Whatever the records say, repeat them exactly as given.

== LISTED ENTRIES

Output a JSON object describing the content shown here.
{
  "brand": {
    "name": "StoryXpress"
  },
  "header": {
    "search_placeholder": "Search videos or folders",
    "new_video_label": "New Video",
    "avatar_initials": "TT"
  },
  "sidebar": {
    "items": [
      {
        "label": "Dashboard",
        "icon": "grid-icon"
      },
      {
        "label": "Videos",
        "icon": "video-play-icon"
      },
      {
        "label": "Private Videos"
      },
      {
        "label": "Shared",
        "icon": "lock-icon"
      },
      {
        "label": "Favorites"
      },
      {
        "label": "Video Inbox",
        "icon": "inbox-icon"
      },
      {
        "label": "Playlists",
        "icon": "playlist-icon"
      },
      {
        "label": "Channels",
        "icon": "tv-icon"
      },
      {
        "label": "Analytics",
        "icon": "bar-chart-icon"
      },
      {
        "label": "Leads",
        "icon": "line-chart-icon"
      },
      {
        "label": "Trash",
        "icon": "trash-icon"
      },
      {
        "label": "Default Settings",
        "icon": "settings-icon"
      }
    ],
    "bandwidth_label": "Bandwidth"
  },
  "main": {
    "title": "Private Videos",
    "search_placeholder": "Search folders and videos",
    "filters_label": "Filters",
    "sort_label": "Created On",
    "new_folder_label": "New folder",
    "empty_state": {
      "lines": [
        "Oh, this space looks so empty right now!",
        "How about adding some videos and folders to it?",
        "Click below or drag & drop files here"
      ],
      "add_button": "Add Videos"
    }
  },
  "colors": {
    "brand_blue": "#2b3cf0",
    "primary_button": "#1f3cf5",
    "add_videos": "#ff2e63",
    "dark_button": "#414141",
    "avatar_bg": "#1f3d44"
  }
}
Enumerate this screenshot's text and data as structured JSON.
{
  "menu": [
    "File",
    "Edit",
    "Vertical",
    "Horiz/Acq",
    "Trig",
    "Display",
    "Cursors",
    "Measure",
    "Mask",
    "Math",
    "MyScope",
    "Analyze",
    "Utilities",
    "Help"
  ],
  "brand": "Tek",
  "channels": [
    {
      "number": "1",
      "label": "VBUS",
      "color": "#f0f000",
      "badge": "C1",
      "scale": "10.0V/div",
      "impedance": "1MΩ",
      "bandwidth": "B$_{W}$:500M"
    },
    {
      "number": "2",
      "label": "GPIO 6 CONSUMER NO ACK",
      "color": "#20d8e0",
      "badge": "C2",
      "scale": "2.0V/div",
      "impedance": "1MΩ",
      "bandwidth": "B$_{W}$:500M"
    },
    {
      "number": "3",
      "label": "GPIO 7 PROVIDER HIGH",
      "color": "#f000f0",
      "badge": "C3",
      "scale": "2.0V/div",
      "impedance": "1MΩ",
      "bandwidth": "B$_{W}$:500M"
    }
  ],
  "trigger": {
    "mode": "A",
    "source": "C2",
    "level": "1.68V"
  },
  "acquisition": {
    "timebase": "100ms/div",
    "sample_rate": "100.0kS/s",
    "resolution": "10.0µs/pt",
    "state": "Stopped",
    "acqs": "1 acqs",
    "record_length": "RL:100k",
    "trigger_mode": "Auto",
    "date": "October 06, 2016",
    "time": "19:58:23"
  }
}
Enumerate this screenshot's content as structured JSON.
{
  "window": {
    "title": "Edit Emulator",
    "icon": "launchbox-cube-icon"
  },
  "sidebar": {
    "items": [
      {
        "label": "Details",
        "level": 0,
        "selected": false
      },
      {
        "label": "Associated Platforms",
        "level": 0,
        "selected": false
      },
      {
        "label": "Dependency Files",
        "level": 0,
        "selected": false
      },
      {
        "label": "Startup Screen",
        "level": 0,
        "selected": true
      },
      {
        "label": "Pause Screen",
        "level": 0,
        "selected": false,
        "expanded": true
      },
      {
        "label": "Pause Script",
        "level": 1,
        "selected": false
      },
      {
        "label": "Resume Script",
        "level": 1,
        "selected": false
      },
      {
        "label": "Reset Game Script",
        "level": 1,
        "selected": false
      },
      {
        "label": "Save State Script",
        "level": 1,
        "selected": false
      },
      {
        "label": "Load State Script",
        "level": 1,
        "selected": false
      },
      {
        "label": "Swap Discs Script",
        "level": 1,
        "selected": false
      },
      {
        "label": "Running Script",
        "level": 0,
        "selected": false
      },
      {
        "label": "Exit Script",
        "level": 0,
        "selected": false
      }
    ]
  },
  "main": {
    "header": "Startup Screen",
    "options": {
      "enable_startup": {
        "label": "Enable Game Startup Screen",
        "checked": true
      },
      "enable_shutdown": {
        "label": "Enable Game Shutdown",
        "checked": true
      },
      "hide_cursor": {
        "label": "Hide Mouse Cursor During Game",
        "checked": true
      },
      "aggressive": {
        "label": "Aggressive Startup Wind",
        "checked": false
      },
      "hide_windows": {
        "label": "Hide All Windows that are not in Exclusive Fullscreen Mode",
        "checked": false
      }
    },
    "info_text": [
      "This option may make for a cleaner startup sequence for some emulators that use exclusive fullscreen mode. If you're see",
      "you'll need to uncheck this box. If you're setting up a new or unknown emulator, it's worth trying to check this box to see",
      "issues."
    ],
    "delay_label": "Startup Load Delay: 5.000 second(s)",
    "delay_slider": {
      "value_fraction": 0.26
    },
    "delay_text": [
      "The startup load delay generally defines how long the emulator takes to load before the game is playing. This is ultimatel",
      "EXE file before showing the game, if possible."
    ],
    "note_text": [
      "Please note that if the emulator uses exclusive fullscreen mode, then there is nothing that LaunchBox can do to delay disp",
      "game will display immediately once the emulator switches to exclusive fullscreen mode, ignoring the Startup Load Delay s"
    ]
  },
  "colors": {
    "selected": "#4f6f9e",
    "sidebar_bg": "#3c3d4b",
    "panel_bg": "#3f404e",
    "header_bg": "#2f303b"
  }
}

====

→ TASK ANSWER:
Output a JSON object describing the content shown here.
{
  "brand": {
    "name": "StoryXpress"
  },
  "header": {
    "search_placeholder": "Search videos or folders",
    "new_video_label": "New Video",
    "avatar_initials": "TT"
  },
  "sidebar": {
    "items": [
      {
        "label": "Dashboard",
        "icon": "grid-icon"
      },
      {
        "label": "Videos",
        "icon": "video-play-icon"
      },
      {
        "label": "Private Videos"
      },
      {
        "label": "Shared",
        "icon": "lock-icon"
      },
      {
        "label": "Favorites"
      },
      {
        "label": "Video Inbox",
        "icon": "inbox-icon"
      },
      {
        "label": "Playlists",
        "icon": "playlist-icon"
      },
      {
        "label": "Channels",
        "icon": "tv-icon"
      },
      {
        "label": "Analytics",
        "icon": "bar-chart-icon"
      },
      {
        "label": "Leads",
        "icon": "line-chart-icon"
      },
      {
        "label": "Trash",
        "icon": "trash-icon"
      },
      {
        "label": "Default Settings",
        "icon": "settings-icon"
      }
    ],
    "bandwidth_label": "Bandwidth"
  },
  "main": {
    "title": "Private Videos",
    "search_placeholder": "Search folders and videos",
    "filters_label": "Filters",
    "sort_label": "Created On",
    "new_folder_label": "New folder",
    "empty_state": {
      "lines": [
        "Oh, this space looks so empty right now!",
        "How about adding some videos and folders to it?",
        "Click below or drag & drop files here"
      ],
      "add_button": "Add Videos"
    }
  },
  "colors": {
    "brand_blue": "#2b3cf0",
    "primary_button": "#1f3cf5",
    "add_videos": "#ff2e63",
    "dark_button": "#414141",
    "avatar_bg": "#1f3d44"
  }
}
Enumerate this screenshot's text and data as structured JSON.
{
  "menu": [
    "File",
    "Edit",
    "Vertical",
    "Horiz/Acq",
    "Trig",
    "Display",
    "Cursors",
    "Measure",
    "Mask",
    "Math",
    "MyScope",
    "Analyze",
    "Utilities",
    "Help"
  ],
  "brand": "Tek",
  "channels": [
    {
      "number": "1",
      "label": "VBUS",
      "color": "#f0f000",
      "badge": "C1",
      "scale": "10.0V/div",
      "impedance": "1MΩ",
      "bandwidth": "B$_{W}$:500M"
    },
    {
      "number": "2",
      "label": "GPIO 6 CONSUMER NO ACK",
      "color": "#20d8e0",
      "badge": "C2",
      "scale": "2.0V/div",
      "impedance": "1MΩ",
      "bandwidth": "B$_{W}$:500M"
    },
    {
      "number": "3",
      "label": "GPIO 7 PROVIDER HIGH",
      "color": "#f000f0",
      "badge": "C3",
      "scale": "2.0V/div",
      "impedance": "1MΩ",
      "bandwidth": "B$_{W}$:500M"
    }
  ],
  "trigger": {
    "mode": "A",
    "source": "C2",
    "level": "1.68V"
  },
  "acquisition": {
    "timebase": "100ms/div",
    "sample_rate": "100.0kS/s",
    "resolution": "10.0µs/pt",
    "state": "Stopped",
    "acqs": "1 acqs",
    "record_length": "RL:100k",
    "trigger_mode": "Auto",
    "date": "October 06, 2016",
    "time": "19:58:23"
  }
}
Enumerate this screenshot's content as structured JSON.
{
  "window": {
    "title": "Edit Emulator",
    "icon": "launchbox-cube-icon"
  },
  "sidebar": {
    "items": [
      {
        "label": "Details",
        "level": 0,
        "selected": false
      },
      {
        "label": "Associated Platforms",
        "level": 0,
        "selected": false
      },
      {
        "label": "Dependency Files",
        "level": 0,
        "selected": false
      },
      {
        "label": "Startup Screen",
        "level": 0,
        "selected": true
      },
      {
        "label": "Pause Screen",
        "level": 0,
        "selected": false,
        "expanded": true
      },
      {
        "label": "Pause Script",
        "level": 1,
        "selected": false
      },
      {
        "label": "Resume Script",
        "level": 1,
        "selected": false
      },
      {
        "label": "Reset Game Script",
        "level": 1,
        "selected": false
      },
      {
        "label": "Save State Script",
        "level": 1,
        "selected": false
      },
      {
        "label": "Load State Script",
        "level": 1,
        "selected": false
      },
      {
        "label": "Swap Discs Script",
        "level": 1,
        "selected": false
      },
      {
        "label": "Running Script",
        "level": 0,
        "selected": false
      },
      {
        "label": "Exit Script",
        "level": 0,
        "selected": false
      }
    ]
  },
  "main": {
    "header": "Startup Screen",
    "options": {
      "enable_startup": {
        "label": "Enable Game Startup Screen",
        "checked": true
      },
      "enable_shutdown": {
        "label": "Enable Game Shutdown",
        "checked": true
      },
      "hide_cursor": {
        "label": "Hide Mouse Cursor During Game",
        "checked": true
      },
      "aggressive": {
        "label": "Aggressive Startup Wind",
        "checked": false
      },
      "hide_windows": {
        "label": "Hide All Windows that are not in Exclusive Fullscreen Mode",
        "checked": false
      }
    },
    "info_text": [
      "This option may make for a cleaner startup sequence for some emulators that use exclusive fullscreen mode. If you're see",
      "you'll need to uncheck this box. If you're setting up a new or unknown emulator, it's worth trying to check this box to see",
      "issues."
    ],
    "delay_label": "Startup Load Delay: 5.000 second(s)",
    "delay_slider": {
      "value_fraction": 0.26
    },
    "delay_text": [
      "The startup load delay generally defines how long the emulator takes to load before the game is playing. This is ultimatel",
      "EXE file before showing the game, if possible."
    ],
    "note_text": [
      "Please note that if the emulator uses exclusive fullscreen mode, then there is nothing that LaunchBox can do to delay disp",
      "game will display immediately once the emulator switches to exclusive fullscreen mode, ignoring the Startup Load Delay s"
    ]
  },
  "colors": {
    "selected": "#4f6f9e",
    "sidebar_bg": "#3c3d4b",
    "panel_bg": "#3f404e",
    "header_bg": "#2f303b"
  }
}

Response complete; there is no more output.